=== GIVEN DATA ===

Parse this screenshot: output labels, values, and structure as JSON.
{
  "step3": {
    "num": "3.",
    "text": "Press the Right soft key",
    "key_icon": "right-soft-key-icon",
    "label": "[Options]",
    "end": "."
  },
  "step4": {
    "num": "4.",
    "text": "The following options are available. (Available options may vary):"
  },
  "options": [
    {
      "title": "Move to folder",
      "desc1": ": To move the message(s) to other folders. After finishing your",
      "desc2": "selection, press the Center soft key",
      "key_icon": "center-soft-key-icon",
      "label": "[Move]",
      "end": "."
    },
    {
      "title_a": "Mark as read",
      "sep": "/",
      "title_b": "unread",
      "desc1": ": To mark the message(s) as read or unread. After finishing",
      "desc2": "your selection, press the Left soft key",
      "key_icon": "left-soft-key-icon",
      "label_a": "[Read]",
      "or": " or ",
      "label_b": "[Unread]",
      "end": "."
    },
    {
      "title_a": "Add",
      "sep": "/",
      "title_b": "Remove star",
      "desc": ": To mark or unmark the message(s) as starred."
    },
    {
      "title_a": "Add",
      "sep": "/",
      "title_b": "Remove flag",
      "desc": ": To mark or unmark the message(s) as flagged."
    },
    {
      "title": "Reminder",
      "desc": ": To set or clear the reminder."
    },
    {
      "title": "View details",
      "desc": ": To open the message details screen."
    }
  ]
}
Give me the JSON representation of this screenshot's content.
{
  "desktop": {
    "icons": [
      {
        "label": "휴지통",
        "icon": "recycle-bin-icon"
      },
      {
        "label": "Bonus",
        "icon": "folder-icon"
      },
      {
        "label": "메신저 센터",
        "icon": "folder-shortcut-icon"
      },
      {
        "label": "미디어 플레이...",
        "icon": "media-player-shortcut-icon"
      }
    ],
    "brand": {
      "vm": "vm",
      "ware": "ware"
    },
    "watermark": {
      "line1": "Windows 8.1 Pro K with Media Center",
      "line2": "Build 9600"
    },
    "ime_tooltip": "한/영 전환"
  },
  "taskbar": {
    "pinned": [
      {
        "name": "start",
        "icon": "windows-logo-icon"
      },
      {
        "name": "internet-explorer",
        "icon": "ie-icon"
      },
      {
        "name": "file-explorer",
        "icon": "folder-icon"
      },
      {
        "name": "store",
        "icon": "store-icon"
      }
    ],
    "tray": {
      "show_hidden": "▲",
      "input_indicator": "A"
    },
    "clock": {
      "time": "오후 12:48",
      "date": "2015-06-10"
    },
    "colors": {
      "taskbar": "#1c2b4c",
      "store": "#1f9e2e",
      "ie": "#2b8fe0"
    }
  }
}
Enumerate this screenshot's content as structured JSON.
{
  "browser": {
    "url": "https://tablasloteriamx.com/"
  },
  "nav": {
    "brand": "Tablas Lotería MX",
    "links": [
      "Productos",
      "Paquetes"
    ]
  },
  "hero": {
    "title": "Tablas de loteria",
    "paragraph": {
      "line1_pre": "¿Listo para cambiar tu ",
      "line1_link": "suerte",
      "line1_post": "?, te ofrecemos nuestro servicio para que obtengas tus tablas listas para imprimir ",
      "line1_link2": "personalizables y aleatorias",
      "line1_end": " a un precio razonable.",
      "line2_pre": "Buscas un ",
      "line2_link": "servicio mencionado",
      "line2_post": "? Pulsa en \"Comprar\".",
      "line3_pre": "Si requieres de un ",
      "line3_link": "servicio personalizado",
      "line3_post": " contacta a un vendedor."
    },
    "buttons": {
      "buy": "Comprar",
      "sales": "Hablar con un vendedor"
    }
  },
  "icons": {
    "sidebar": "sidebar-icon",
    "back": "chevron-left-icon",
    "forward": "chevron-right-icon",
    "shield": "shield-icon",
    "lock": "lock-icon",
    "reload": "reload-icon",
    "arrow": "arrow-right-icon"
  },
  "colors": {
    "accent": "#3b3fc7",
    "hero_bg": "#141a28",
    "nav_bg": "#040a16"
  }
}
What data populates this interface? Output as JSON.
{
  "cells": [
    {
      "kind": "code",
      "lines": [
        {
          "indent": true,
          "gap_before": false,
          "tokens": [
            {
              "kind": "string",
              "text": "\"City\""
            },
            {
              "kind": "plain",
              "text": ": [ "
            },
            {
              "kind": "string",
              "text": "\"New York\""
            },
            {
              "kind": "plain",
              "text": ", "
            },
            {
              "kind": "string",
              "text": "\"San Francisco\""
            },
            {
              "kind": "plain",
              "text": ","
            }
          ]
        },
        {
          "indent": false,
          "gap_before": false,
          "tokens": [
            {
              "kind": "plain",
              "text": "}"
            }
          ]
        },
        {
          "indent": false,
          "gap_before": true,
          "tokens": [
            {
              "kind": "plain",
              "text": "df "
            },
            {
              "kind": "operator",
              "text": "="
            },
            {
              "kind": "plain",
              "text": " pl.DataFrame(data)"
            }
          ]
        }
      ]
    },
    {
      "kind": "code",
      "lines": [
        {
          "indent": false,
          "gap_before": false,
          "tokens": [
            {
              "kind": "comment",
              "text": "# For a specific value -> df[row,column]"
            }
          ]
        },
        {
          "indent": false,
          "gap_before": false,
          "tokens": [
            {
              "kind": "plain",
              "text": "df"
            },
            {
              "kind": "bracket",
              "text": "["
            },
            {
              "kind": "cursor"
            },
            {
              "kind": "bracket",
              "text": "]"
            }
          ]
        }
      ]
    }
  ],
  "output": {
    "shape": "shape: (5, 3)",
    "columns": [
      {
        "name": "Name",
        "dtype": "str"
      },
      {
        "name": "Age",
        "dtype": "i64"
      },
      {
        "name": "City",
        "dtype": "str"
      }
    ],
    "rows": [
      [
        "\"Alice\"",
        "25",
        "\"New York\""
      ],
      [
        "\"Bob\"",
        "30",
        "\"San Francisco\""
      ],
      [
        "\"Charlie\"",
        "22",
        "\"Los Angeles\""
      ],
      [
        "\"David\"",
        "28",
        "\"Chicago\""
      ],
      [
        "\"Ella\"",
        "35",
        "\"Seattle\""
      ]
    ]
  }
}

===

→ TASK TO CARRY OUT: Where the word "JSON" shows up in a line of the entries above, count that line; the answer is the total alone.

→ WRITTEN ANSWER: 4